Sorrell Trope, Frank's lead counsel, has stayed mostly quiet, letting his foils Dennis Wasser and Bert Fields grab most of the lawyerly spotlight. That might have been for the best. Today:
"If we look at this case, realistically, you can't order Mr. McCourt to borrow money to pay support," Trope told Superior Court Commissioner Scott Gordon.
"These people have lived their lives with borrowed money," Trope said. "They have to stop spending. This isn't the federal government."
"Where are we?" Trope asked. "This is like Alice in Wonderland, but you can't keep Alice in Wonderland going by borrowing on every single asset you have."
Oh my. So, if you're following along, Frank's side admits that the couple spent wildly. In fact, in his filings, Frank called their lifestyle "out of control [and] unsustainable." To make things clear, let's remember that "these people"--who lived their lives on borrowed money and have to stop spending--are the owners of the Los Angeles Dodgers.
I've been slow to jump to conclusions, but it's hard to ignore what's staring us right in the face. The owners of the Los Angeles Dodgers lived on money they borrowed from the team, and, according to one of them, did so at an "out-of-control, unsustainable" rate. In the corporate world, this would be outrageous. This would be Enron, or something like it. The owners of the Los Angeles Dodgers, according to one of them, blatantly abused their power and jeopardized the team's well-being to support their own "out-of-control, unsustainable" lifestyle.
And that's not even the strangest part of all this. Frank's argument here is that the lifestyle he and Jamie led...well, this seems to be the right time to rein things in a little bit. Now is the right time to begin living a life of restraint and responsibility. Having realized the foolishness of his ways, it's imperative that Frank and Jamie begin to act like proper stewards of a treasured civic asset. Now that Frank's being asked to pick up Jamie's tab.

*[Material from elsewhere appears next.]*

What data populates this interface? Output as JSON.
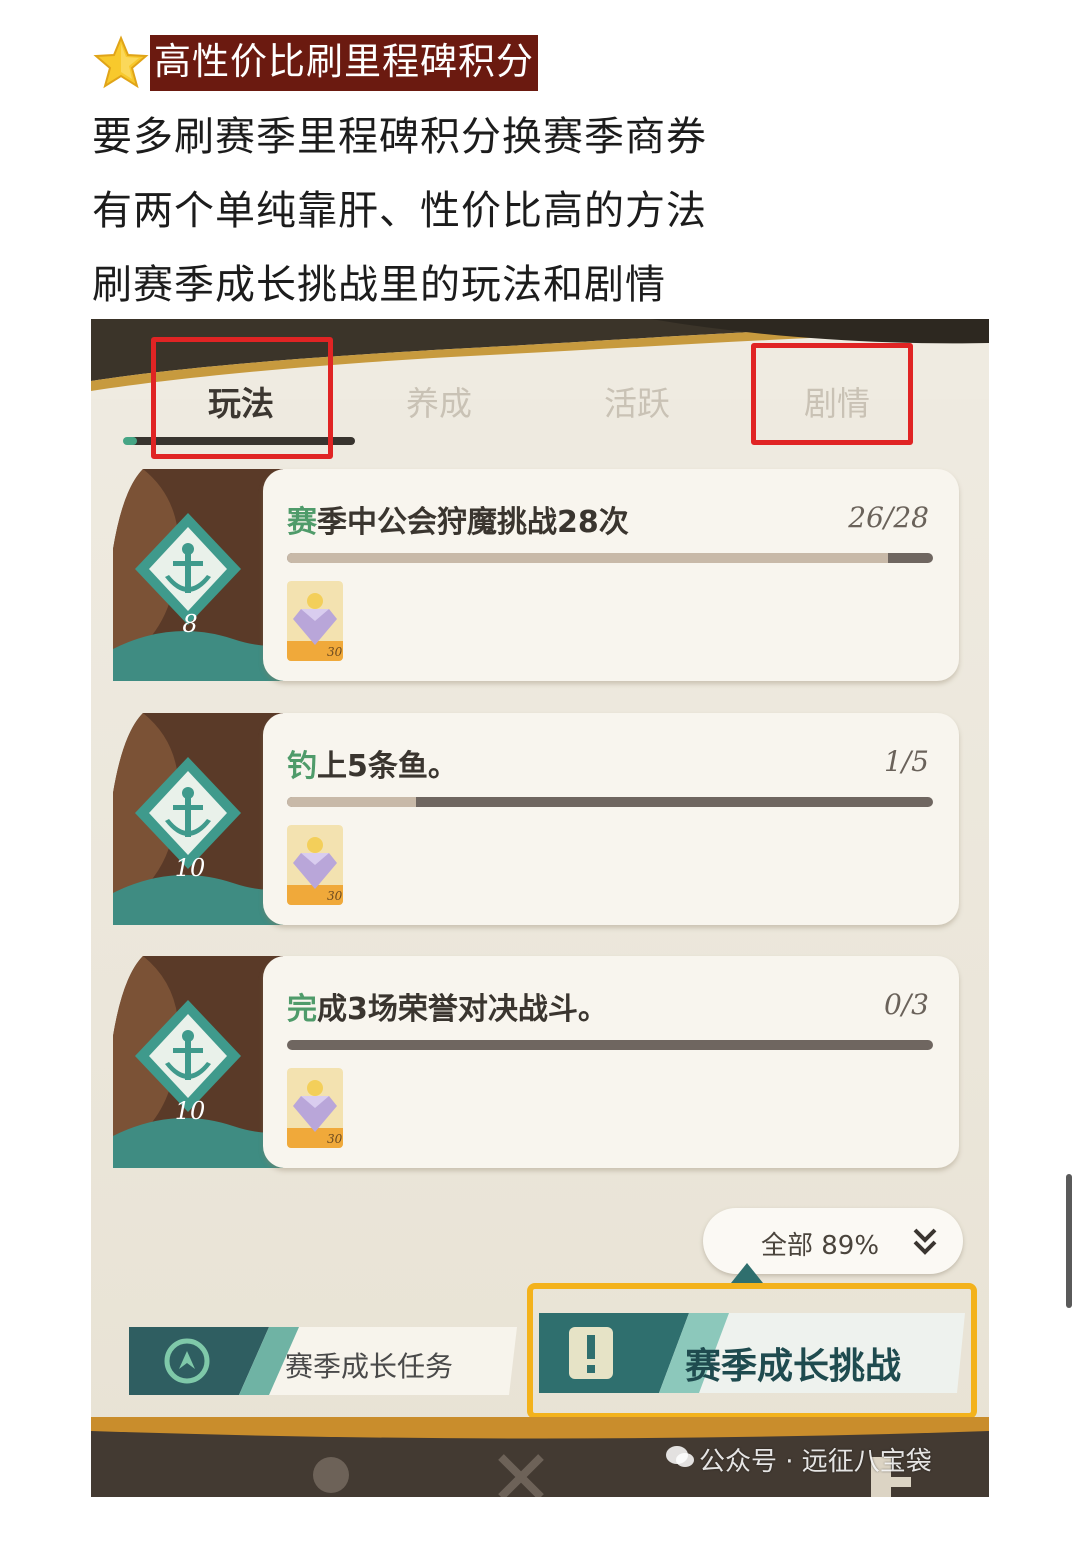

Is Frank wrong about having to rein in spending? I don't think anyone who's followed this saga would say so. I don't think anyone has a problem with the owners of the Los Angeles Dodgers living a glamorous, enviable lifestyle. Most of us are completely comfortable with the reality that some people have it better than others, and the owners of a professional baseball team are some people.
But such a lifestyle cannot be funded by the club in such a way as to damage the health of the organization. It's bad enough that major league payroll is obscenely low for a team playing in such a huge market. And it's bad enough that this frugality at the major league level isn't balanced by spending on amateur free agents or premium draft picks. And it's bad enough that plans are in place to double ticket prices without increasing player spending.
No, where it really starts to sting is here:
From 2004 through 2009, the McCourts received in excess of $108,000,000 in what was characterized as "ownership distributions" from the McCourt Enterprise. . . . Further, those funds were not reduced by any income tax liabilties because the parties have not paid any federal or California income taxes since they moved to California in 2004.
On a recurring and systematic basis, large loans have been obtained, several of which were secured and/or paid by such future income streams. Substantial portions of the proceeds of those "monetizations" and other capital events then were used in whatever manner directed by the McCourts. When needed by the parties, millions of dollars of those funds were distributed to them.All for what Frank's attorney now characterizes as an "out-of-control, unsustainable" lifestyle fueled by money borrowed on every asset the McCourts had.
They have to stop spending. This isn't the federal government.
And this is where they're at. Jamie's job is to flaunt the extravagance of their marital lifestyle--she believes, and perhaps rightly so--that Frank's dramatically overstating the direness of the situation. And it's Frank's job to say the couple so grossly mismanaged the Dodgers that, starting right this second, he can no longer afford to support one life in the fast lane, let alone two.
What a mess.
I'll be on The Filter with Fred Roggin tonight at 7:40ish Pacific to discuss the divorce. If you have something called KNBC Digital Channel 4.2, you can find it there. Otherwise, it should be available online here.